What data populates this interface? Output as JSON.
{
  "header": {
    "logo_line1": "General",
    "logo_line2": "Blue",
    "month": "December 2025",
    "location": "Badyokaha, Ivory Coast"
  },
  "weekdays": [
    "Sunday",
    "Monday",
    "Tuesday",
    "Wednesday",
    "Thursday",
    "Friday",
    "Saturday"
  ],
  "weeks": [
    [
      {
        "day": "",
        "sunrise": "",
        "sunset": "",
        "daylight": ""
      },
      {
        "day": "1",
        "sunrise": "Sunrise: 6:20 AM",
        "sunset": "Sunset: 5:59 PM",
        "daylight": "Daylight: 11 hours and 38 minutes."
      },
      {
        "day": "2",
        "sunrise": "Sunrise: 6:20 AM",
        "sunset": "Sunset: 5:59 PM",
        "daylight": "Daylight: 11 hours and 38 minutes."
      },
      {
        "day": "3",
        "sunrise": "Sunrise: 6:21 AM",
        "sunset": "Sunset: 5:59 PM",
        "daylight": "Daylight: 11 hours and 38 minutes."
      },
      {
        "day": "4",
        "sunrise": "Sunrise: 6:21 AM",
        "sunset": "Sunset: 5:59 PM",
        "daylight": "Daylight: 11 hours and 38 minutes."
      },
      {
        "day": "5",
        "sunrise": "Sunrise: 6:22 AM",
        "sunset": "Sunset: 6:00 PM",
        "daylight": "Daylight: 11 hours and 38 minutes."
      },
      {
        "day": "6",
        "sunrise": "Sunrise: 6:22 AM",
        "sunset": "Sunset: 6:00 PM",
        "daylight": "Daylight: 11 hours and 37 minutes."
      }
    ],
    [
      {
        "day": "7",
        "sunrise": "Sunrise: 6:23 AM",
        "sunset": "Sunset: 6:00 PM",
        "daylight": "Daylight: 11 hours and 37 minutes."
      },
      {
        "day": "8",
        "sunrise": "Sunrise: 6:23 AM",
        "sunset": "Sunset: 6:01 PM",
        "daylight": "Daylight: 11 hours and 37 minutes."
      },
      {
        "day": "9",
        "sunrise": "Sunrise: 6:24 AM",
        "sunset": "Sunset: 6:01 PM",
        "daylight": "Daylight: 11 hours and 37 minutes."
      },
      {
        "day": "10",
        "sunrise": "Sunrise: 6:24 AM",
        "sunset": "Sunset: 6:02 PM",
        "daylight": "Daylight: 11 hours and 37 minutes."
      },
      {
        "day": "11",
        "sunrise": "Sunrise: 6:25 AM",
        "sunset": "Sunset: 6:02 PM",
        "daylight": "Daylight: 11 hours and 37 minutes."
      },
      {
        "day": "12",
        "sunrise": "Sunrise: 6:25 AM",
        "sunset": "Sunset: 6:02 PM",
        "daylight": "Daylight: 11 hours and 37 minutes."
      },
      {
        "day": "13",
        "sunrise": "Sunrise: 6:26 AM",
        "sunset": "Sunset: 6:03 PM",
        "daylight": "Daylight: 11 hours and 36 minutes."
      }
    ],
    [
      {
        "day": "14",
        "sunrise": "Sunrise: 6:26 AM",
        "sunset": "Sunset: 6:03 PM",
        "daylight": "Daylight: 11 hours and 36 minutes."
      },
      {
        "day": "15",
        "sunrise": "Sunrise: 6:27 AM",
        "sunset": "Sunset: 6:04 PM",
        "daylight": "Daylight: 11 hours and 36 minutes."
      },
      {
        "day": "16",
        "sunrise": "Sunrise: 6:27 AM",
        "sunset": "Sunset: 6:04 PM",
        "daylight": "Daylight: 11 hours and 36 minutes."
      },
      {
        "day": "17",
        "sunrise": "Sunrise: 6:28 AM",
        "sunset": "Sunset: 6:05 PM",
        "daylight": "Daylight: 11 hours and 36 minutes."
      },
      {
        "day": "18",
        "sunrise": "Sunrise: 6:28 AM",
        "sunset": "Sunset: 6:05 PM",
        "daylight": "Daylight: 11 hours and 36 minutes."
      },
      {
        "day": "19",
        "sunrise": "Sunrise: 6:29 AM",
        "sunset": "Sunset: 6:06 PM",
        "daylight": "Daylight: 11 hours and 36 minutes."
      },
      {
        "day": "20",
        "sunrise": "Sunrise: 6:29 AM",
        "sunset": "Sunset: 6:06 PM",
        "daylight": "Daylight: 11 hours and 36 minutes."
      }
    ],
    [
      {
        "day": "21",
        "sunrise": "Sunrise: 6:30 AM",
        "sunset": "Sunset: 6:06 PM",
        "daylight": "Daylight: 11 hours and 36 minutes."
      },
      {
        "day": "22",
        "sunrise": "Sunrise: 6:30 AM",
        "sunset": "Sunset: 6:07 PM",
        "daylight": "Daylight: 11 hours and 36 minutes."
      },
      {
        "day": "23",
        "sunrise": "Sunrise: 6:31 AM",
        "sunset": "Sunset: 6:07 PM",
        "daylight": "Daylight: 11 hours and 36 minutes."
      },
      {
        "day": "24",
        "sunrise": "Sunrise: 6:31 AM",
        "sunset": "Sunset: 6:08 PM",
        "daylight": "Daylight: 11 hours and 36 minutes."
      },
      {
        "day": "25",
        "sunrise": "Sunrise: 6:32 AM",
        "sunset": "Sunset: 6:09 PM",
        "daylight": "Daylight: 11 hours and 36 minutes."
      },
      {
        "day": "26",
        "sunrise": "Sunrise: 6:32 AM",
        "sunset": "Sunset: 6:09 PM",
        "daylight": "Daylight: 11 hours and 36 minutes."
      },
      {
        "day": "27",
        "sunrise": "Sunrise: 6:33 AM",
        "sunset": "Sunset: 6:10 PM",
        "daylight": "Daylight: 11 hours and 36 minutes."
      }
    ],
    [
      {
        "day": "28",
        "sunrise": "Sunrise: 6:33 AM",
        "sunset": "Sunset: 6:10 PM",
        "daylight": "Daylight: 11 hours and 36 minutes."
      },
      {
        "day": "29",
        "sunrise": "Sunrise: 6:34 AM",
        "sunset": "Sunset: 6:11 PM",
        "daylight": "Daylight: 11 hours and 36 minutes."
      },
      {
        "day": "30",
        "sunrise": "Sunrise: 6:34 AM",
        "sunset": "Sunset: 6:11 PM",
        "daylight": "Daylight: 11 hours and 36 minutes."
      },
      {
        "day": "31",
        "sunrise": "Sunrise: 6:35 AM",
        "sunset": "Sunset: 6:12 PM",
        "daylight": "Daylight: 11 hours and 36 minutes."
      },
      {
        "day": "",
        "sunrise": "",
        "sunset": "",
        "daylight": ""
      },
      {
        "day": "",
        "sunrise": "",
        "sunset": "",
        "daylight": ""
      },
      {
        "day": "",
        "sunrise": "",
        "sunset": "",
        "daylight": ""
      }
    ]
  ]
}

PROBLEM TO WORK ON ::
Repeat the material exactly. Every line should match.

RESPONSE TO THE TASK ::
What data populates this interface? Output as JSON.
{
  "header": {
    "logo_line1": "General",
    "logo_line2": "Blue",
    "month": "December 2025",
    "location": "Badyokaha, Ivory Coast"
  },
  "weekdays": [
    "Sunday",
    "Monday",
    "Tuesday",
    "Wednesday",
    "Thursday",
    "Friday",
    "Saturday"
  ],
  "weeks": [
    [
      {
        "day": "",
        "sunrise": "",
        "sunset": "",
        "daylight": ""
      },
      {
        "day": "1",
        "sunrise": "Sunrise: 6:20 AM",
        "sunset": "Sunset: 5:59 PM",
        "daylight": "Daylight: 11 hours and 38 minutes."
      },
      {
        "day": "2",
        "sunrise": "Sunrise: 6:20 AM",
        "sunset": "Sunset: 5:59 PM",
        "daylight": "Daylight: 11 hours and 38 minutes."
      },
      {
        "day": "3",
        "sunrise": "Sunrise: 6:21 AM",
        "sunset": "Sunset: 5:59 PM",
        "daylight": "Daylight: 11 hours and 38 minutes."
      },
      {
        "day": "4",
        "sunrise": "Sunrise: 6:21 AM",
        "sunset": "Sunset: 5:59 PM",
        "daylight": "Daylight: 11 hours and 38 minutes."
      },
      {
        "day": "5",
        "sunrise": "Sunrise: 6:22 AM",
        "sunset": "Sunset: 6:00 PM",
        "daylight": "Daylight: 11 hours and 38 minutes."
      },
      {
        "day": "6",
        "sunrise": "Sunrise: 6:22 AM",
        "sunset": "Sunset: 6:00 PM",
        "daylight": "Daylight: 11 hours and 37 minutes."
      }
    ],
    [
      {
        "day": "7",
        "sunrise": "Sunrise: 6:23 AM",
        "sunset": "Sunset: 6:00 PM",
        "daylight": "Daylight: 11 hours and 37 minutes."
      },
      {
        "day": "8",
        "sunrise": "Sunrise: 6:23 AM",
        "sunset": "Sunset: 6:01 PM",
        "daylight": "Daylight: 11 hours and 37 minutes."
      },
      {
        "day": "9",
        "sunrise": "Sunrise: 6:24 AM",
        "sunset": "Sunset: 6:01 PM",
        "daylight": "Daylight: 11 hours and 37 minutes."
      },
      {
        "day": "10",
        "sunrise": "Sunrise: 6:24 AM",
        "sunset": "Sunset: 6:02 PM",
        "daylight": "Daylight: 11 hours and 37 minutes."
      },
      {
        "day": "11",
        "sunrise": "Sunrise: 6:25 AM",
        "sunset": "Sunset: 6:02 PM",
        "daylight": "Daylight: 11 hours and 37 minutes."
      },
      {
        "day": "12",
        "sunrise": "Sunrise: 6:25 AM",
        "sunset": "Sunset: 6:02 PM",
        "daylight": "Daylight: 11 hours and 37 minutes."
      },
      {
        "day": "13",
        "sunrise": "Sunrise: 6:26 AM",
        "sunset": "Sunset: 6:03 PM",
        "daylight": "Daylight: 11 hours and 36 minutes."
      }
    ],
    [
      {
        "day": "14",
        "sunrise": "Sunrise: 6:26 AM",
        "sunset": "Sunset: 6:03 PM",
        "daylight": "Daylight: 11 hours and 36 minutes."
      },
      {
        "day": "15",
        "sunrise": "Sunrise: 6:27 AM",
        "sunset": "Sunset: 6:04 PM",
        "daylight": "Daylight: 11 hours and 36 minutes."
      },
      {
        "day": "16",
        "sunrise": "Sunrise: 6:27 AM",
        "sunset": "Sunset: 6:04 PM",
        "daylight": "Daylight: 11 hours and 36 minutes."
      },
      {
        "day": "17",
        "sunrise": "Sunrise: 6:28 AM",
        "sunset": "Sunset: 6:05 PM",
        "daylight": "Daylight: 11 hours and 36 minutes."
      },
      {
        "day": "18",
        "sunrise": "Sunrise: 6:28 AM",
        "sunset": "Sunset: 6:05 PM",
        "daylight": "Daylight: 11 hours and 36 minutes."
      },
      {
        "day": "19",
        "sunrise": "Sunrise: 6:29 AM",
        "sunset": "Sunset: 6:06 PM",
        "daylight": "Daylight: 11 hours and 36 minutes."
      },
      {
        "day": "20",
        "sunrise": "Sunrise: 6:29 AM",
        "sunset": "Sunset: 6:06 PM",
        "daylight": "Daylight: 11 hours and 36 minutes."
      }
    ],
    [
      {
        "day": "21",
        "sunrise": "Sunrise: 6:30 AM",
        "sunset": "Sunset: 6:06 PM",
        "daylight": "Daylight: 11 hours and 36 minutes."
      },
      {
        "day": "22",
        "sunrise": "Sunrise: 6:30 AM",
        "sunset": "Sunset: 6:07 PM",
        "daylight": "Daylight: 11 hours and 36 minutes."
      },
      {
        "day": "23",
        "sunrise": "Sunrise: 6:31 AM",
        "sunset": "Sunset: 6:07 PM",
        "daylight": "Daylight: 11 hours and 36 minutes."
      },
      {
        "day": "24",
        "sunrise": "Sunrise: 6:31 AM",
        "sunset": "Sunset: 6:08 PM",
        "daylight": "Daylight: 11 hours and 36 minutes."
      },
      {
        "day": "25",
        "sunrise": "Sunrise: 6:32 AM",
        "sunset": "Sunset: 6:09 PM",
        "daylight": "Daylight: 11 hours and 36 minutes."
      },
      {
        "day": "26",
        "sunrise": "Sunrise: 6:32 AM",
        "sunset": "Sunset: 6:09 PM",
        "daylight": "Daylight: 11 hours and 36 minutes."
      },
      {
        "day": "27",
        "sunrise": "Sunrise: 6:33 AM",
        "sunset": "Sunset: 6:10 PM",
        "daylight": "Daylight: 11 hours and 36 minutes."
      }
    ],
    [
      {
        "day": "28",
        "sunrise": "Sunrise: 6:33 AM",
        "sunset": "Sunset: 6:10 PM",
        "daylight": "Daylight: 11 hours and 36 minutes."
      },
      {
        "day": "29",
        "sunrise": "Sunrise: 6:34 AM",
        "sunset": "Sunset: 6:11 PM",
        "daylight": "Daylight: 11 hours and 36 minutes."
      },
      {
        "day": "30",
        "sunrise": "Sunrise: 6:34 AM",
        "sunset": "Sunset: 6:11 PM",
        "daylight": "Daylight: 11 hours and 36 minutes."
      },
      {
        "day": "31",
        "sunrise": "Sunrise: 6:35 AM",
        "sunset": "Sunset: 6:12 PM",
        "daylight": "Daylight: 11 hours and 36 minutes."
      },
      {
        "day": "",
        "sunrise": "",
        "sunset": "",
        "daylight": ""
      },
      {
        "day": "",
        "sunrise": "",
        "sunset": "",
        "daylight": ""
      },
      {
        "day": "",
        "sunrise": "",
        "sunset": "",
        "daylight": ""
      }
    ]
  ]
}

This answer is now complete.